Those who advocate pinching off early flowers from pepper or tomato plants say that doing so enables the plant to continue to grow tall and strong before bearing fruit. Once your plants start to produce flowers, most of the energy in the plant is going to go toward growing fruit. Peppers are self-pollinating, while other types of plants need help from butterflies, bees and other insects. In both cases, the plants become fertilized and fruit begins to grow. When the plant’s energy is focused on growing fruit, the rest of the plant (I.e., stems, leaves, roots) slows its growth.
People who pinch off early flowers believe that doing so diverts the plant’s energy back to growing tall and sturdy. They say that if the plant hasn’t fully matured in size yet, then leaving the earliest blooms will cause its growth to be stunted because all the energy will go toward the fruit.
When is it not good to pluck off the early blooms?
Some types of vegetables, particularly certain kinds of peppers, are slow to ripen. Because of this, many gardening experts say that it’s best to leave the earliest blooms alone because it’s going to take a long time for the fruit to ripen. If you pick the early flowers, your growing season might start to wind down before the fruit has fully ripened.
Some say early tomato flowers will fall off by themselves
Another reason some home gardeners vote, “No,” for plucking off early blooms, especially for tomatoes, is that they often fall off on their own. Flower drop typically occurs if you have daytime temperatures exceeding 90 degrees then dropping to the low fifties (or lower, if you live in PA, lol) at night. If your climate isn’t a good match for the species of tomato you’re growing, that, too, will cause the early flowers to fall off the plant. (Yes, certain types of tomatoes grow better in certain areas. Try to research this before choosing your seeds or plants.)
People in the do-not-pluck camp say that taking off the early flowers on tomatoes or peppers is counterproductive to gardening. After all, our ultimate goal is to reap as bountiful a harvest as possible, right? Thus, they ask: Why would you pluck off flowers that are going to turn into fruit? This means that you have less tomatoes or peppers than you would have had by leaving them on the branches. In short, those who advocate leaving the early flowers on the plants believe that there’s no such thing as “too early or too many” when the goal is to get as many peppers and tomatoes as you can.

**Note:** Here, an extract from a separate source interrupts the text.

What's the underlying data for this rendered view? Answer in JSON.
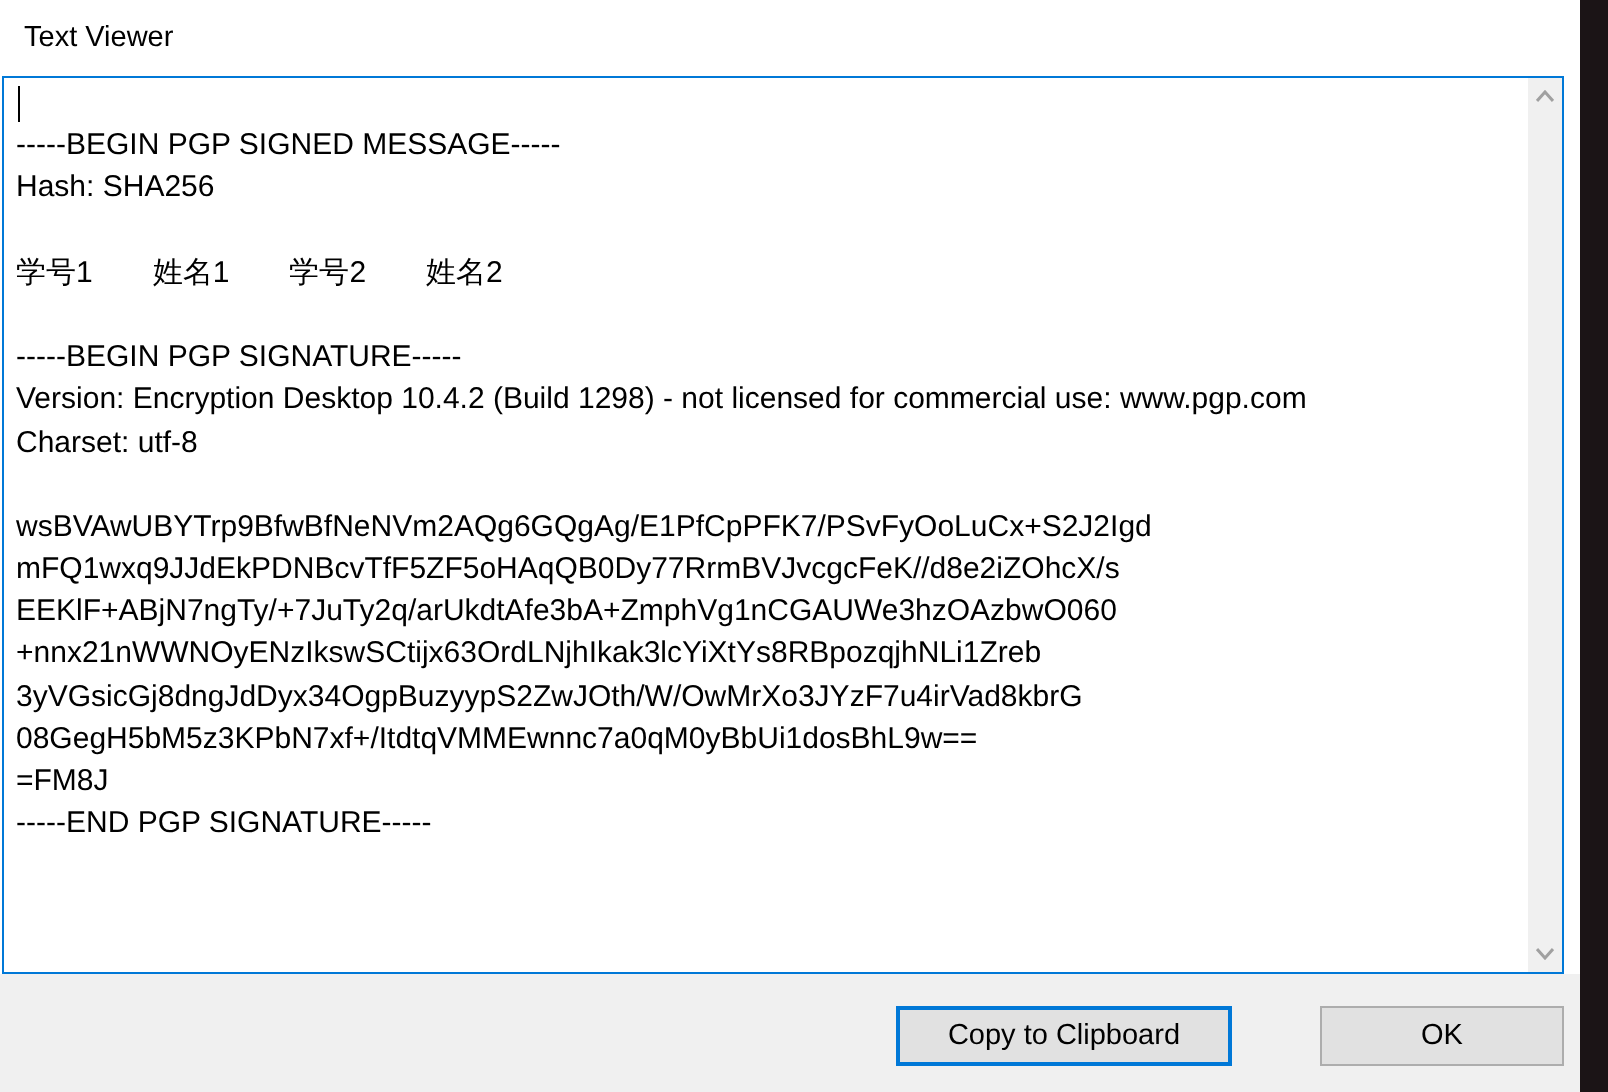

I’m not so sure how logical that is. If it’s correct that early flowers cause smaller plants, then, in my mind, there’s less room on the plant for fruit to grow. Don’t you agree? A large, sturdy plant is going to have more branches and foliage than a small, stunted plant. It seems that larger plant equals more room for more tomatoes or peppers to grow. Doesn’t it?

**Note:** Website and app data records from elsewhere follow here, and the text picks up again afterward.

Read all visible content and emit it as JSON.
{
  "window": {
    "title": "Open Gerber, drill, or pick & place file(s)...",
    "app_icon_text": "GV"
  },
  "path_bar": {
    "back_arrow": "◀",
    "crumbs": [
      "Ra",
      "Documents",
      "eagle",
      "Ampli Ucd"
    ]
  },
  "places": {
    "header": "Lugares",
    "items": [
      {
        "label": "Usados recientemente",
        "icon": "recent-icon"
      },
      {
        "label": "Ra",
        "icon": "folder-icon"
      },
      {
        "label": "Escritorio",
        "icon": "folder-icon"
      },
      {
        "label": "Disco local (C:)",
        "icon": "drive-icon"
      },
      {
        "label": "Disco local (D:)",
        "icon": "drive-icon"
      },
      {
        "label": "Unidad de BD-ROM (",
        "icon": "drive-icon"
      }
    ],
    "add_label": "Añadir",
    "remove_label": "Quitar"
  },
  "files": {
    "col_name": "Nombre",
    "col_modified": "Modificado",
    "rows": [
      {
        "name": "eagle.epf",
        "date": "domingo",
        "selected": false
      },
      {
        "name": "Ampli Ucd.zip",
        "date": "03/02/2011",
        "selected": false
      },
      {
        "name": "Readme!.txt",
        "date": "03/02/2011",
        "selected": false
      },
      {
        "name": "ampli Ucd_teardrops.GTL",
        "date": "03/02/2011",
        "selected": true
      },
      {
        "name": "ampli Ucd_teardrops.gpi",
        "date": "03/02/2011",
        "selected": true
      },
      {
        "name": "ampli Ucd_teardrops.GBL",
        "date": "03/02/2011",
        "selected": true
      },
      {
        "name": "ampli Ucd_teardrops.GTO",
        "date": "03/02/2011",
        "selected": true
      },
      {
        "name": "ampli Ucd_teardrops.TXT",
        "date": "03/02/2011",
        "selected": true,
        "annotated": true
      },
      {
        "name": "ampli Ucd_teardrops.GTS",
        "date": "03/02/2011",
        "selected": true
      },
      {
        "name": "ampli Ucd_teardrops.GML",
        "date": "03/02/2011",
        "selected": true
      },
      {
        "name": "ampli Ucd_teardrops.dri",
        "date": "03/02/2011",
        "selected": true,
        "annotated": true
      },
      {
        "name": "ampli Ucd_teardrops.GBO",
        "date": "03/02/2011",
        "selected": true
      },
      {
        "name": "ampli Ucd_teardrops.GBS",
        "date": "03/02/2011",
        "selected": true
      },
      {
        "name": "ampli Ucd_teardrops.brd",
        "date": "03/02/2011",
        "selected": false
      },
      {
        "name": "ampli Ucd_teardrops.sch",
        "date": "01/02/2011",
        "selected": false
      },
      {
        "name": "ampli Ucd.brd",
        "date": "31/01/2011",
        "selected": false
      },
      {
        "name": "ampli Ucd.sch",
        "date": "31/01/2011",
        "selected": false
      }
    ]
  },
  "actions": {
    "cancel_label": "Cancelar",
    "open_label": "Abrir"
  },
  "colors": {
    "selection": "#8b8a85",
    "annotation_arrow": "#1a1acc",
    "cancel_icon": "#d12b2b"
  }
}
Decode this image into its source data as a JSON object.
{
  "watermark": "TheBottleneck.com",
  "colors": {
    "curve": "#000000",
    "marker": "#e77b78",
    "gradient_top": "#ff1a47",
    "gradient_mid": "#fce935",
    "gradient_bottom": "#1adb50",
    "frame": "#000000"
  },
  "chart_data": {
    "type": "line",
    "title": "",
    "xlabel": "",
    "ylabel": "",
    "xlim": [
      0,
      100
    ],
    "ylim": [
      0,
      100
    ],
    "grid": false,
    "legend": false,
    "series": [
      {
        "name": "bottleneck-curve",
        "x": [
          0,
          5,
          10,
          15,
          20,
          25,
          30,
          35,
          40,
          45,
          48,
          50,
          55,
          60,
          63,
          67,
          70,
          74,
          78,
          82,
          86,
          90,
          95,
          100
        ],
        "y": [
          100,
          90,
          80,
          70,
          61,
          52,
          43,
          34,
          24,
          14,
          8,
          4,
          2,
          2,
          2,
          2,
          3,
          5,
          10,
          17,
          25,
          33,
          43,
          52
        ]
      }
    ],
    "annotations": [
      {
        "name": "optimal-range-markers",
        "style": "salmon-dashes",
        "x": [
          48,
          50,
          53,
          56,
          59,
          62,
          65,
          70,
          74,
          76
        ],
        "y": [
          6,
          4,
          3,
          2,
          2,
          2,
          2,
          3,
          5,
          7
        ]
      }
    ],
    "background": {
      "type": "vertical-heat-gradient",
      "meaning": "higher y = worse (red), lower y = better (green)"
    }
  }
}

A word about starting plants indoors
Another issue that can spur early flowers on tomato and pepper plants is lack of soil space. If you start seeds indoors and wait a long time to transplant your plants to the garden, their root system will run out of soil space. This “tricks” the plant into thinking it’s time to stop growing and work on producing flowers for fruit, instead. Early flower pinchers say it’s important to pick off the blooms if they have opened while your plants are still indoors.

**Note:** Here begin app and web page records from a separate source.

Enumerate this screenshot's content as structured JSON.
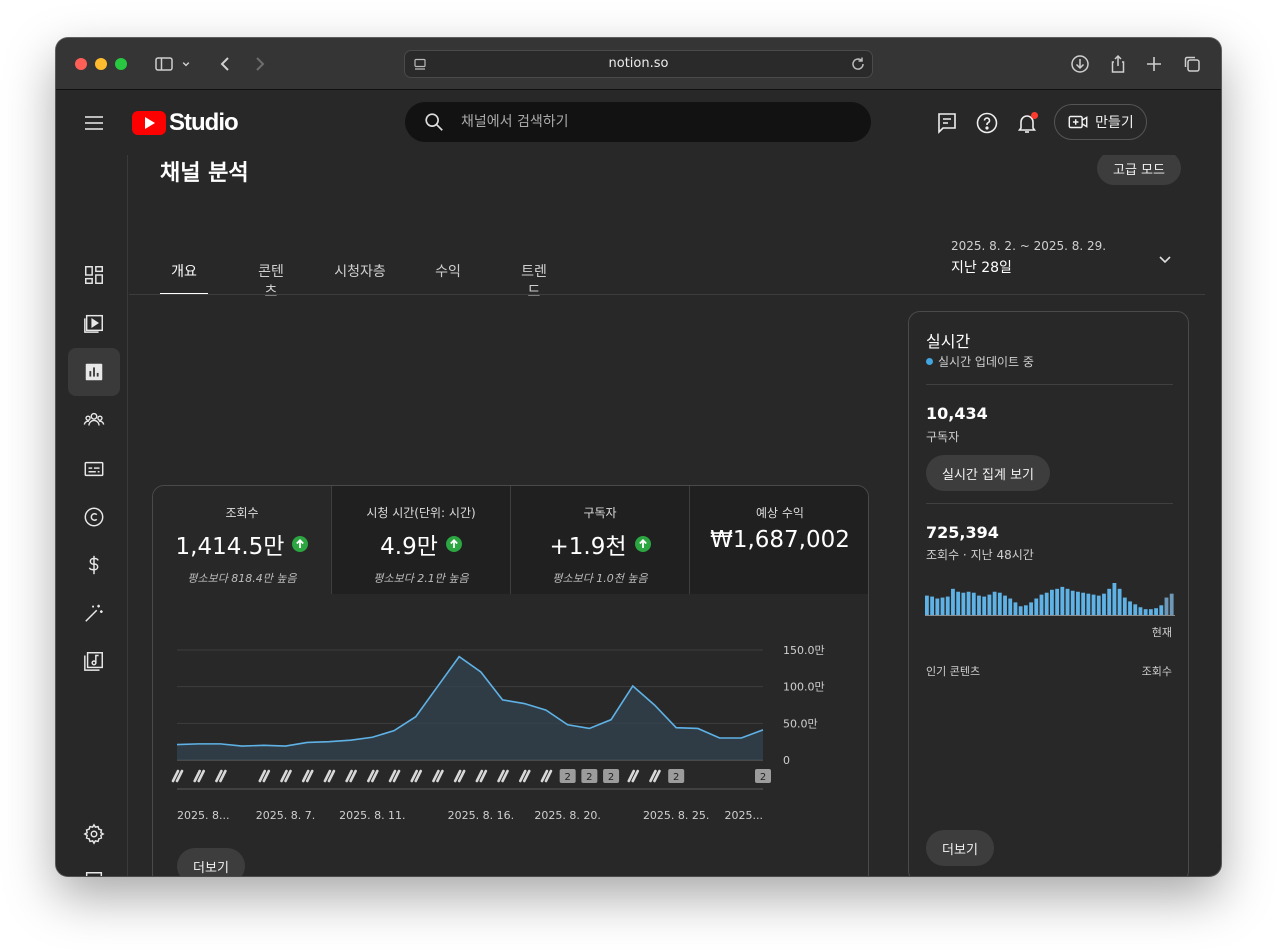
{
  "browser": {
    "url": "notion.so"
  },
  "header": {
    "logo_text": "Studio",
    "search_placeholder": "채널에서 검색하기",
    "create_label": "만들기"
  },
  "page": {
    "title": "채널 분석",
    "advanced_mode": "고급 모드",
    "tabs": [
      "개요",
      "콘텐츠",
      "시청자층",
      "수익",
      "트렌드"
    ],
    "active_tab": 0,
    "date_range": "2025. 8. 2. ~ 2025. 8. 29.",
    "date_label": "지난 28일"
  },
  "metrics": [
    {
      "label": "조회수",
      "value": "1,414.5만",
      "trend": "up",
      "note": "평소보다 818.4만 높음"
    },
    {
      "label": "시청 시간(단위: 시간)",
      "value": "4.9만",
      "trend": "up",
      "note": "평소보다 2.1만 높음"
    },
    {
      "label": "구독자",
      "value": "+1.9천",
      "trend": "up",
      "note": "평소보다 1.0천 높음"
    },
    {
      "label": "예상 수익",
      "value": "₩1,687,002",
      "trend": "none",
      "note": ""
    }
  ],
  "chart_data": {
    "type": "area",
    "x": [
      "2025. 8. 2.",
      "2025. 8. 3.",
      "2025. 8. 4.",
      "2025. 8. 5.",
      "2025. 8. 6.",
      "2025. 8. 7.",
      "2025. 8. 8.",
      "2025. 8. 9.",
      "2025. 8. 10.",
      "2025. 8. 11.",
      "2025. 8. 12.",
      "2025. 8. 13.",
      "2025. 8. 14.",
      "2025. 8. 15.",
      "2025. 8. 16.",
      "2025. 8. 17.",
      "2025. 8. 18.",
      "2025. 8. 19.",
      "2025. 8. 20.",
      "2025. 8. 21.",
      "2025. 8. 22.",
      "2025. 8. 23.",
      "2025. 8. 24.",
      "2025. 8. 25.",
      "2025. 8. 26.",
      "2025. 8. 27.",
      "2025. 8. 28.",
      "2025. 8. 29."
    ],
    "series": [
      {
        "values": [
          21,
          22,
          22,
          19,
          20,
          19,
          24,
          25,
          27,
          31,
          40,
          59,
          100,
          141,
          120,
          82,
          77,
          68,
          48,
          43,
          55,
          101,
          75,
          44,
          43,
          30,
          30,
          41
        ]
      }
    ],
    "ylim": [
      0,
      150
    ],
    "y_ticks": [
      "150.0만",
      "100.0만",
      "50.0만",
      "0"
    ],
    "x_tick_labels": [
      "2025. 8...",
      "2025. 8. 7.",
      "2025. 8. 11.",
      "2025. 8. 16.",
      "2025. 8. 20.",
      "2025. 8. 25.",
      "2025..."
    ],
    "x_tick_index": [
      0,
      5,
      9,
      14,
      18,
      23,
      27
    ],
    "markers": [
      "s",
      "s",
      "s",
      "",
      "s",
      "s",
      "s",
      "s",
      "s",
      "s",
      "s",
      "s",
      "s",
      "s",
      "s",
      "s",
      "s",
      "s",
      "2",
      "2",
      "2",
      "s",
      "s",
      "2",
      "",
      "",
      "",
      "2"
    ],
    "grid": true,
    "color": "#5fb2e6"
  },
  "more_label": "더보기",
  "realtime": {
    "title": "실시간",
    "live_text": "실시간 업데이트 중",
    "subscribers": "10,434",
    "subscribers_label": "구독자",
    "aggregate_button": "실시간 집계 보기",
    "views": "725,394",
    "views_label": "조회수 · 지난 48시간",
    "now_label": "현재",
    "top_content_label": "인기 콘텐츠",
    "top_content_col": "조회수",
    "more_label": "더보기",
    "hourly_views": [
      20,
      19,
      17,
      18,
      19,
      27,
      24,
      23,
      24,
      23,
      20,
      19,
      21,
      24,
      23,
      20,
      17,
      13,
      9,
      10,
      13,
      17,
      21,
      23,
      26,
      27,
      29,
      27,
      25,
      24,
      23,
      22,
      21,
      20,
      22,
      27,
      33,
      27,
      18,
      14,
      11,
      8,
      6,
      6,
      7,
      10,
      18,
      22
    ]
  },
  "colors": {
    "accent": "#5fb2e6",
    "up": "#2ba640",
    "brand": "#ff0000"
  }
}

Non-pinchers say to leave them on and immediately transplant the plants into the garden. As you can see, this is a highly debated topic for home gardeners. And, now, it’s your turn to chime in. Do you pinch off early flowers or leave them on? Have you tried both ways and noticed a difference in production? Do you think one way is better or both ways are fine? We’d love for you to share your gardening thoughts!
Do not eat tomato or pepper plant flowers
Finally, earlier in the post, the question was posed as to whether flowers on tomato and pepper plants are edible. This article has a lot of helpful information on edible flowers. However, it states that you should avoid eating the flowers of tomatoes and peppers. It’s worth reading, though, because there are many flowers in general, as well as blooms on vegetable plants and herbs, that are healthy to eat! ( And, with that, I feel another post coming on! ::wink::)
Note: You can simply let the flowers you pinch off biodegrade back into the soil. It will nurture your plants.